## Exercise objective
Where a line contains the word "Basics", copy that line from the records below.

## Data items

※

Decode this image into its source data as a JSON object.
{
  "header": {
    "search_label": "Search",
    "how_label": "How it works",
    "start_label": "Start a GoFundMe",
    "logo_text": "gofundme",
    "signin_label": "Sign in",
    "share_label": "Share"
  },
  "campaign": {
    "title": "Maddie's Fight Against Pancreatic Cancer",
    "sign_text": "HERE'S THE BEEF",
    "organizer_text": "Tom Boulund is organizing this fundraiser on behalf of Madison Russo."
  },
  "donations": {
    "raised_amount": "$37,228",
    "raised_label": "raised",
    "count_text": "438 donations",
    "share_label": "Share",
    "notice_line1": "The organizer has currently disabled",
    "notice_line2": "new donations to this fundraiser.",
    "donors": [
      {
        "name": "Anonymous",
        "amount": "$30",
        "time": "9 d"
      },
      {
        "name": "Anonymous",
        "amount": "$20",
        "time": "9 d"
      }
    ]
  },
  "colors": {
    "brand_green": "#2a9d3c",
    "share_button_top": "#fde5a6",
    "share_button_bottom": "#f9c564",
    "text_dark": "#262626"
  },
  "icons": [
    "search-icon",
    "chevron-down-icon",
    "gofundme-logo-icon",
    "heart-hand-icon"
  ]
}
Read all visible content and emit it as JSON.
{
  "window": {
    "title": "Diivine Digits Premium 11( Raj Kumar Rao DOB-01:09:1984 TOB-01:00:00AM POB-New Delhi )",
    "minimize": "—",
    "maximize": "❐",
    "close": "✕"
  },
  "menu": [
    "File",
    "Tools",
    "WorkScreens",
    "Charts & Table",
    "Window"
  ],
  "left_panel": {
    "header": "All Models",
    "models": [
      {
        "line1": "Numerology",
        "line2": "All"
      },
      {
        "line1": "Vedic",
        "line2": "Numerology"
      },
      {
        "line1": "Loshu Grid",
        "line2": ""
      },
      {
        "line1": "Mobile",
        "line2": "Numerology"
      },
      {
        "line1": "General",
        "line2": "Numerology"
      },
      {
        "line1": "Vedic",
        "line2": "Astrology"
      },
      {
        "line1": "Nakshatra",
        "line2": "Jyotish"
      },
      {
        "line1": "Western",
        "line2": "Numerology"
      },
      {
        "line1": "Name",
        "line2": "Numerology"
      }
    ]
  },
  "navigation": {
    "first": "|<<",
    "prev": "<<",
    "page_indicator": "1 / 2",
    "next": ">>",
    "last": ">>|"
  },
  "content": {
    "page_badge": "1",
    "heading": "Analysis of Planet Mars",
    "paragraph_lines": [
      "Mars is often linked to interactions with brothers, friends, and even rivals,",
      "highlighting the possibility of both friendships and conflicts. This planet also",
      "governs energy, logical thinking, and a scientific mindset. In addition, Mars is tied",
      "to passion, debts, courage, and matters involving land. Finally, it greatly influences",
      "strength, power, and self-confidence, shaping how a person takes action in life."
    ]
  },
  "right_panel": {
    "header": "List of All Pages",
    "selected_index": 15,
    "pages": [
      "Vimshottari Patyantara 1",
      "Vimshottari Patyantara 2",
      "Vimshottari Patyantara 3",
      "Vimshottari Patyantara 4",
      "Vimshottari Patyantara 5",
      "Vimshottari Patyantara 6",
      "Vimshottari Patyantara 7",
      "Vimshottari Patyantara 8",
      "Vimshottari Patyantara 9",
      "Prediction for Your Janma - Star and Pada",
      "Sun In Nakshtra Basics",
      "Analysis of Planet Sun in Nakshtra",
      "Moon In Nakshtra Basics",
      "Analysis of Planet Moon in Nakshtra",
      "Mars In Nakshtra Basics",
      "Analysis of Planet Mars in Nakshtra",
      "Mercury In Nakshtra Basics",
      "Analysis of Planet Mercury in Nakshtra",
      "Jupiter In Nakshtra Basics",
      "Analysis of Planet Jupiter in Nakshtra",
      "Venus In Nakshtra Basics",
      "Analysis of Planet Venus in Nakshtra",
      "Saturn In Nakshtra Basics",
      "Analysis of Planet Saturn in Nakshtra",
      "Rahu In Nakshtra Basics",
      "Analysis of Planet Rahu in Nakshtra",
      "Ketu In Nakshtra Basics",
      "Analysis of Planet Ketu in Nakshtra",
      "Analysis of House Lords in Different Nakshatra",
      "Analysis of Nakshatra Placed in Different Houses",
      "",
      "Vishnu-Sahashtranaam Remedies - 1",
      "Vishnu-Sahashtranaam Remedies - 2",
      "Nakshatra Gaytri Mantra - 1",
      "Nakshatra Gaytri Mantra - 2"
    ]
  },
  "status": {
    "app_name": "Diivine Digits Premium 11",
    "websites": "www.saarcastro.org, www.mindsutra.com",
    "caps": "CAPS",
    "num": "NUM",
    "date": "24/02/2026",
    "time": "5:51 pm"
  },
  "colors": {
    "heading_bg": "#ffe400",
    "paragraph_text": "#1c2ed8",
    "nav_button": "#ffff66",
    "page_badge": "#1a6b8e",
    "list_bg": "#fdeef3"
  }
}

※

## Reply
      "Sun In Nakshtra Basics",
      "Moon In Nakshtra Basics",
      "Mars In Nakshtra Basics",
      "Mercury In Nakshtra Basics",
      "Jupiter In Nakshtra Basics",
      "Venus In Nakshtra Basics",
      "Saturn In Nakshtra Basics",
      "Rahu In Nakshtra Basics",
      "Ketu In Nakshtra Basics",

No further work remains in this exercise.